*What to produce:*
Among the entries below, find each line holding "TimerTrigger" and return it.

*Working data:*
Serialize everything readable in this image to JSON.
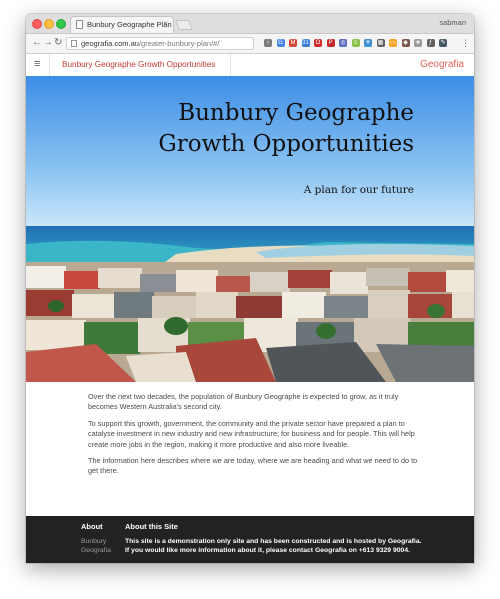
{
  "browser": {
    "tab_title": "Bunbury Geographe Plan",
    "tab_close": "×",
    "profile_name": "sabman",
    "url_host": "geografia.com.au",
    "url_path": "/greater-bunbury-plan/#/",
    "back_glyph": "←",
    "forward_glyph": "→",
    "reload_glyph": "↻",
    "menu_glyph": "⋮",
    "extension_icons": [
      "info-icon",
      "translate-icon",
      "gmail-icon",
      "calendar-icon",
      "opera-icon",
      "pinterest-icon",
      "extension-icon",
      "clip-icon",
      "snowflake-icon",
      "grid-icon",
      "folder-icon",
      "box-icon",
      "star-icon",
      "formula-icon",
      "pen-icon"
    ],
    "extension_colors": [
      "#7a7a7a",
      "#4a86e8",
      "#d44638",
      "#3b7ddd",
      "#d32f2f",
      "#c62828",
      "#5c6bc0",
      "#8bc34a",
      "#3d8fd1",
      "#616161",
      "#f4a623",
      "#795548",
      "#9e9e9e",
      "#616161",
      "#455a64"
    ],
    "extension_glyphs": [
      "i",
      "G",
      "M",
      "31",
      "O",
      "P",
      "◎",
      "c",
      "✳",
      "▦",
      "▭",
      "◆",
      "★",
      "ƒ",
      "✎"
    ]
  },
  "header": {
    "menu_glyph": "≡",
    "site_title": "Bunbury Geographe Growth Opportunities",
    "brand": "Geografia",
    "title_color": "#c23a35",
    "brand_color": "#e0605a"
  },
  "hero": {
    "title_line1": "Bunbury Geographe",
    "title_line2": "Growth Opportunities",
    "subtitle": "A plan for our future"
  },
  "content": {
    "paragraphs": [
      "Over the next two decades, the population of Bunbury Geographe is expected to grow, as it truly becomes Western Australia's second city.",
      "To support this growth, government, the community and the private sector have prepared a plan to catalyse investment in new industry and new infrastructure; for business and for people. This will help create more jobs in the region, making it more productive and also more liveable.",
      "The information here describes where we are today, where we are heading and what we need to do to get there."
    ]
  },
  "footer": {
    "about_heading": "About",
    "about_site_heading": "About this Site",
    "link_line1": "Bunbury",
    "link_line2": "Geografia",
    "about_text": "This site is a demonstration only site and has been constructed and is hosted by Geografia. If you would like more information about it, please contact Geografia on +613 9329 9004."
  }
}
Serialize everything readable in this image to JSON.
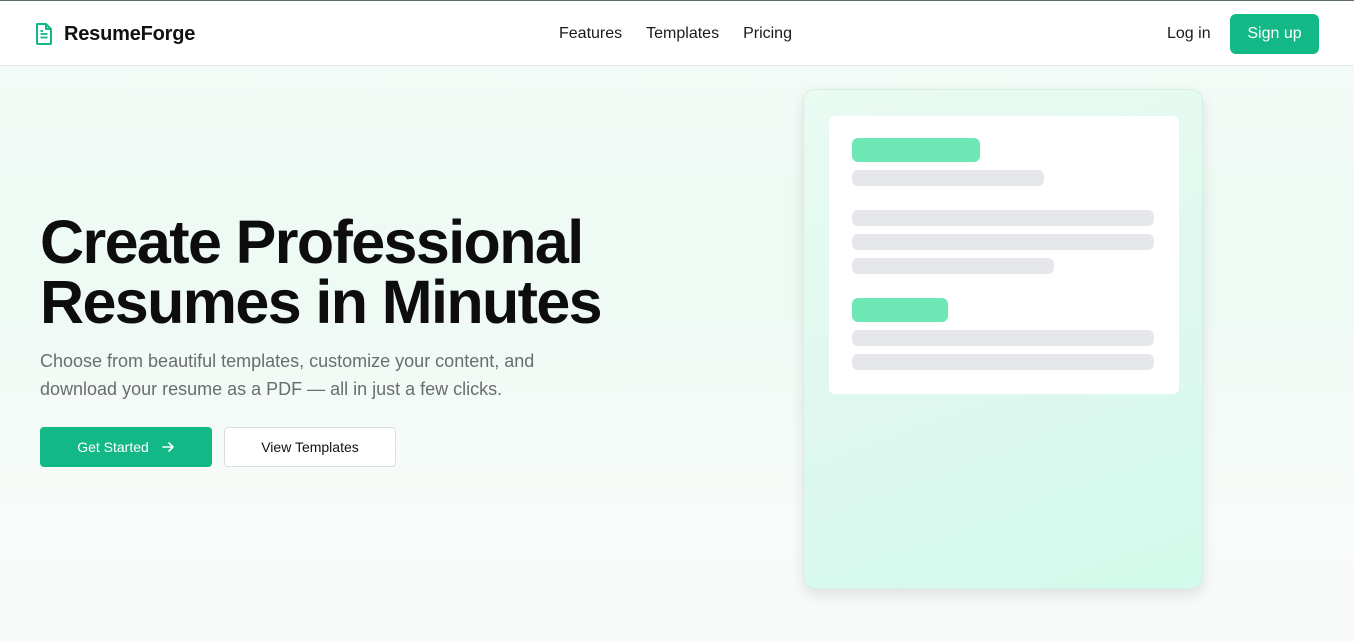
{
  "header": {
    "brand": "ResumeForge",
    "nav": [
      "Features",
      "Templates",
      "Pricing"
    ],
    "login": "Log in",
    "signup": "Sign up"
  },
  "hero": {
    "title_line1": "Create Professional",
    "title_line2": "Resumes in Minutes",
    "subtitle_line1": "Choose from beautiful templates, customize your content, and",
    "subtitle_line2": "download your resume as a PDF — all in just a few clicks.",
    "primary_cta": "Get Started",
    "secondary_cta": "View Templates"
  },
  "icons": {
    "brand": "document-icon",
    "cta": "arrow-right-icon"
  },
  "colors": {
    "accent": "#12b886",
    "accent_light": "#6ee7b7",
    "placeholder": "#e6e7ea"
  }
}
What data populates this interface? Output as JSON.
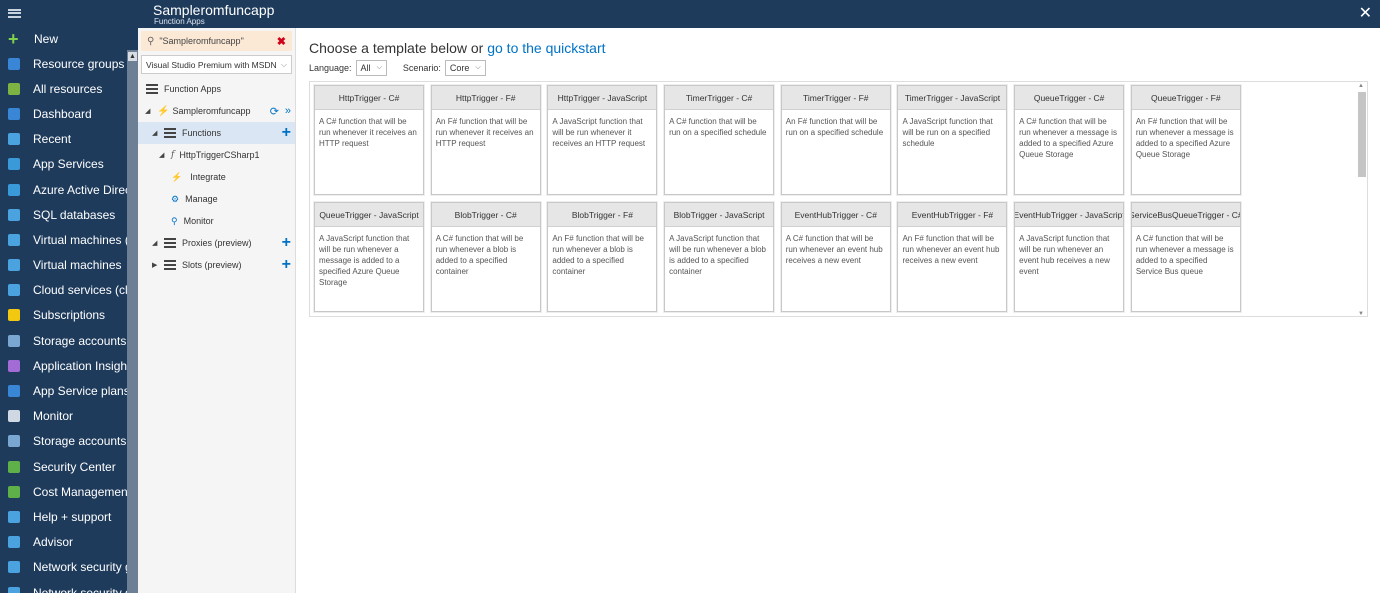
{
  "topbar": {
    "title": "Sampleromfuncapp",
    "subtitle": "Function Apps"
  },
  "leftnav": {
    "new_label": "New",
    "items": [
      {
        "label": "Resource groups",
        "icon": "resource-groups-icon",
        "color": "#3a86d6"
      },
      {
        "label": "All resources",
        "icon": "all-resources-icon",
        "color": "#7cb342"
      },
      {
        "label": "Dashboard",
        "icon": "dashboard-icon",
        "color": "#3a86d6"
      },
      {
        "label": "Recent",
        "icon": "recent-icon",
        "color": "#4aa3df"
      },
      {
        "label": "App Services",
        "icon": "app-services-icon",
        "color": "#3a9ad9"
      },
      {
        "label": "Azure Active Directory",
        "icon": "azure-ad-icon",
        "color": "#3a9ad9"
      },
      {
        "label": "SQL databases",
        "icon": "sql-databases-icon",
        "color": "#4aa3df"
      },
      {
        "label": "Virtual machines (class...",
        "icon": "virtual-machines-classic-icon",
        "color": "#4aa3df"
      },
      {
        "label": "Virtual machines",
        "icon": "virtual-machines-icon",
        "color": "#4aa3df"
      },
      {
        "label": "Cloud services (classic)",
        "icon": "cloud-services-icon",
        "color": "#4aa3df"
      },
      {
        "label": "Subscriptions",
        "icon": "subscriptions-icon",
        "color": "#f2c811"
      },
      {
        "label": "Storage accounts",
        "icon": "storage-accounts-icon",
        "color": "#7aa7d1"
      },
      {
        "label": "Application Insights",
        "icon": "application-insights-icon",
        "color": "#a36bd6"
      },
      {
        "label": "App Service plans",
        "icon": "app-service-plans-icon",
        "color": "#3a86d6"
      },
      {
        "label": "Monitor",
        "icon": "monitor-icon",
        "color": "#cfd8e3"
      },
      {
        "label": "Storage accounts (clas...",
        "icon": "storage-accounts-classic-icon",
        "color": "#7aa7d1"
      },
      {
        "label": "Security Center",
        "icon": "security-center-icon",
        "color": "#5fb048"
      },
      {
        "label": "Cost Management + B...",
        "icon": "cost-management-icon",
        "color": "#5fb048"
      },
      {
        "label": "Help + support",
        "icon": "help-support-icon",
        "color": "#4aa3df"
      },
      {
        "label": "Advisor",
        "icon": "advisor-icon",
        "color": "#4aa3df"
      },
      {
        "label": "Network security groups",
        "icon": "network-security-groups-icon",
        "color": "#4aa3df"
      },
      {
        "label": "Network security grou...",
        "icon": "network-security-groups-icon",
        "color": "#4aa3df"
      }
    ]
  },
  "panel": {
    "search_value": "\"Sampleromfuncapp\"",
    "subscription": "Visual Studio Premium with MSDN",
    "function_apps_label": "Function Apps",
    "app_name": "Sampleromfuncapp",
    "functions_label": "Functions",
    "function_name": "HttpTriggerCSharp1",
    "integrate_label": "Integrate",
    "manage_label": "Manage",
    "monitor_label": "Monitor",
    "proxies_label": "Proxies (preview)",
    "slots_label": "Slots (preview)"
  },
  "main": {
    "heading_prefix": "Choose a template below or ",
    "heading_link": "go to the quickstart",
    "language_label": "Language:",
    "language_value": "All",
    "scenario_label": "Scenario:",
    "scenario_value": "Core",
    "templates": [
      {
        "title": "HttpTrigger - C#",
        "desc": "A C# function that will be run whenever it receives an HTTP request"
      },
      {
        "title": "HttpTrigger - F#",
        "desc": "An F# function that will be run whenever it receives an HTTP request"
      },
      {
        "title": "HttpTrigger - JavaScript",
        "desc": "A JavaScript function that will be run whenever it receives an HTTP request"
      },
      {
        "title": "TimerTrigger - C#",
        "desc": "A C# function that will be run on a specified schedule"
      },
      {
        "title": "TimerTrigger - F#",
        "desc": "An F# function that will be run on a specified schedule"
      },
      {
        "title": "TimerTrigger - JavaScript",
        "desc": "A JavaScript function that will be run on a specified schedule"
      },
      {
        "title": "QueueTrigger - C#",
        "desc": "A C# function that will be run whenever a message is added to a specified Azure Queue Storage"
      },
      {
        "title": "QueueTrigger - F#",
        "desc": "An F# function that will be run whenever a message is added to a specified Azure Queue Storage"
      },
      {
        "title": "QueueTrigger - JavaScript",
        "desc": "A JavaScript function that will be run whenever a message is added to a specified Azure Queue Storage"
      },
      {
        "title": "BlobTrigger - C#",
        "desc": "A C# function that will be run whenever a blob is added to a specified container"
      },
      {
        "title": "BlobTrigger - F#",
        "desc": "An F# function that will be run whenever a blob is added to a specified container"
      },
      {
        "title": "BlobTrigger - JavaScript",
        "desc": "A JavaScript function that will be run whenever a blob is added to a specified container"
      },
      {
        "title": "EventHubTrigger - C#",
        "desc": "A C# function that will be run whenever an event hub receives a new event"
      },
      {
        "title": "EventHubTrigger - F#",
        "desc": "An F# function that will be run whenever an event hub receives a new event"
      },
      {
        "title": "EventHubTrigger - JavaScript",
        "desc": "A JavaScript function that will be run whenever an event hub receives a new event"
      },
      {
        "title": "ServiceBusQueueTrigger - C#",
        "desc": "A C# function that will be run whenever a message is added to a specified Service Bus queue"
      }
    ]
  }
}
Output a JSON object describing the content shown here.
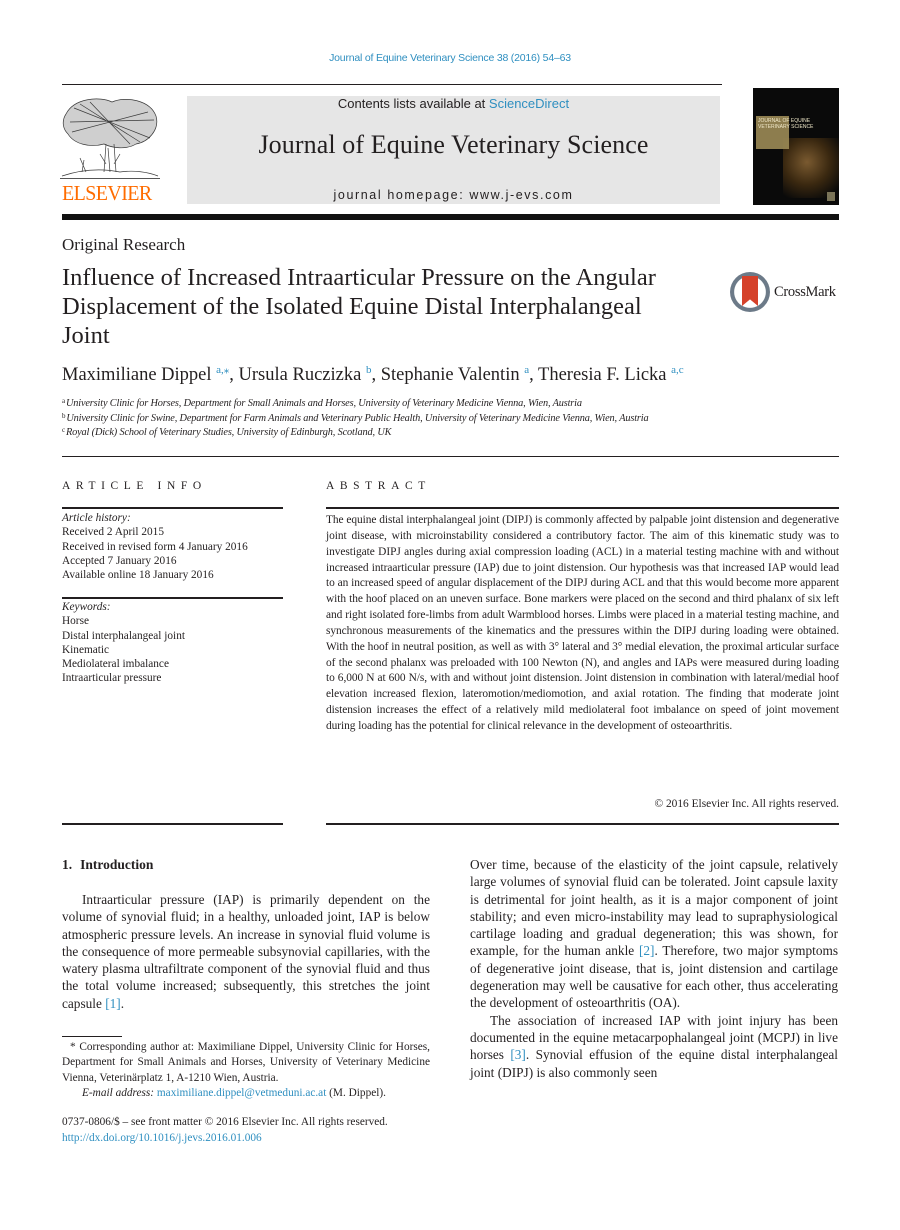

*Response area:*
        "title": "TimerTrigger - C#",
        "title": "TimerTrigger - F#",
        "title": "TimerTrigger - JavaScript",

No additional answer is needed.